In the context of the ongoing presidential crisis in Venezuela, opposition leader Juan Guaido took his own oath of office and declared himself the country’s interim president at a mass rally in Caracas on Wednesday. Here are some key facts about the young opposition figure.
Family & Education
One of eight children, the 35-year-old was raised in the coastal town of La Guaira and studied industrial engineering at the Universidad Católica Andrés Bello in the Venezuelan capital, Caracas, in 2007.
Guaido, who has repeatedly been accused by the Venezuelan government of being promoted by the US, did postgraduate studies at George Washington University in DC.
According to his colleagues, Guaido’s political views were largely influenced by former president Hugo Chavez’s ineffective response to the natural disaster.
Guaido is married to Fabiana Rosales; their daughter Miranda was born at the height of the 2017 protests, during which he was hit in the neck by plastic buckshot and suffered hand fracture in clashes with police.
Guaido’s political origins can be traced back to his time in college: he was part of a student-led movement that protested against the Chavez government’s decision not to renew the broadcasting licence of private television network, Radio Caracas Televisión (RCTV).

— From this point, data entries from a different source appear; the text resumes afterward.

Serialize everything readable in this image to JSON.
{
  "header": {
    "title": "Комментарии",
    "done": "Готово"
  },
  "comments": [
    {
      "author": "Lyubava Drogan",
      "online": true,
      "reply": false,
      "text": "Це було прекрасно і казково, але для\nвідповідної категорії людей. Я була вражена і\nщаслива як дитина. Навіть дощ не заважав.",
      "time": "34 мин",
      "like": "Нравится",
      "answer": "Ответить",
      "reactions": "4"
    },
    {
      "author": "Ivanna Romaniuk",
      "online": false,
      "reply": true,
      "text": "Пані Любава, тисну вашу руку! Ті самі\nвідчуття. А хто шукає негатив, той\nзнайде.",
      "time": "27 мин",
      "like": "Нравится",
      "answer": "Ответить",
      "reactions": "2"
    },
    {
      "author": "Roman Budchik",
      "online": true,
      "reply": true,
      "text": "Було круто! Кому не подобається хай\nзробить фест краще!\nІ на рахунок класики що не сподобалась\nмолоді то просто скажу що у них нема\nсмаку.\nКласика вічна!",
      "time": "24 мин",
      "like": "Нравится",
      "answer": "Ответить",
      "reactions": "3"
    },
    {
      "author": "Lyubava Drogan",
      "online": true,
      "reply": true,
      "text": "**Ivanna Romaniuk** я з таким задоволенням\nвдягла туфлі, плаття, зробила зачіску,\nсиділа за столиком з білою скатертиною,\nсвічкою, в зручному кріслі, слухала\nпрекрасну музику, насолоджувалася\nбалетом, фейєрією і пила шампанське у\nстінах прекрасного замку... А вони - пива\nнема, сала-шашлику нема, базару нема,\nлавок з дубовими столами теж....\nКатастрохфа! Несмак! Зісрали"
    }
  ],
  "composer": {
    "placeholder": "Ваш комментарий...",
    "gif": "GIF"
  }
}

Chavez accused the network of violating broadcast laws and supporting the 2002 coup attempt that saw him ousted from office for almost two days before he was restored to power. Chavez eventually replaced RCTV with a state-run broadcast station.
He joined the National Assembly in 2011, serving as an alternate until being elected in 2016 as representative for the state of Vargas – a position that he still holds.
3 Weeks In Maduro Opposition
While being sworn in as president of Venezuela’s disempowered National Assembly on 5 January, Guaido pledged to oppose the country’s president, Nicolas Maduro.
Having described Maduro’s inauguration on 10 January 2019 as “illegitimate”, he stated that he would challenge his claim and held a rally, where the National Assembly announced Guaido was ready to replace the president.
Following the announcement, Venezuela’s Foreign Minister Jorge Arreaza gave an interview to local media outlet, Democracy Now, in which he said that the US is trying to oust Maduro by pushing Guaido.
“And you see this man, who nobody knows in Venezuela—you ask in the streets, ‘Who is Juan Guaidó?’ and nobody knows him—but he’s being pushed to say that he is the new president, by the US”, he said.
Just a few days after the National Assembly stated that Guaido was ready to replace Maduro, he was detained by Venezuelan government operatives on the way to La Guaira to attend a rally. Guaido was, however, released 45 minutes later.
On the next day, Guaido took the oath of office, declaring himself interim president of Venezuela in a move immediately recognised by both US President Donald Trump and Vice President Mike Pence.
The US government has been calling on Nicolas Maduro to step down “in favour of a legitimate leader reflecting the will of the Venezuelan people”.
So far, the US, Canada, Argentina, Chile, Colombia, Brazil, Costa Rica, Honduras, Panama, Paraguay, Guatemala, and Peru have recognised Guaido as Venezuela’s interim president.
In the meantime, Nicolas Maduro has accused the US of attempting to stage a coup in the South American country. He also announced that Caracas was severing diplomatic and political ties with Washington, and gave American diplomats 72 hours to leave the country.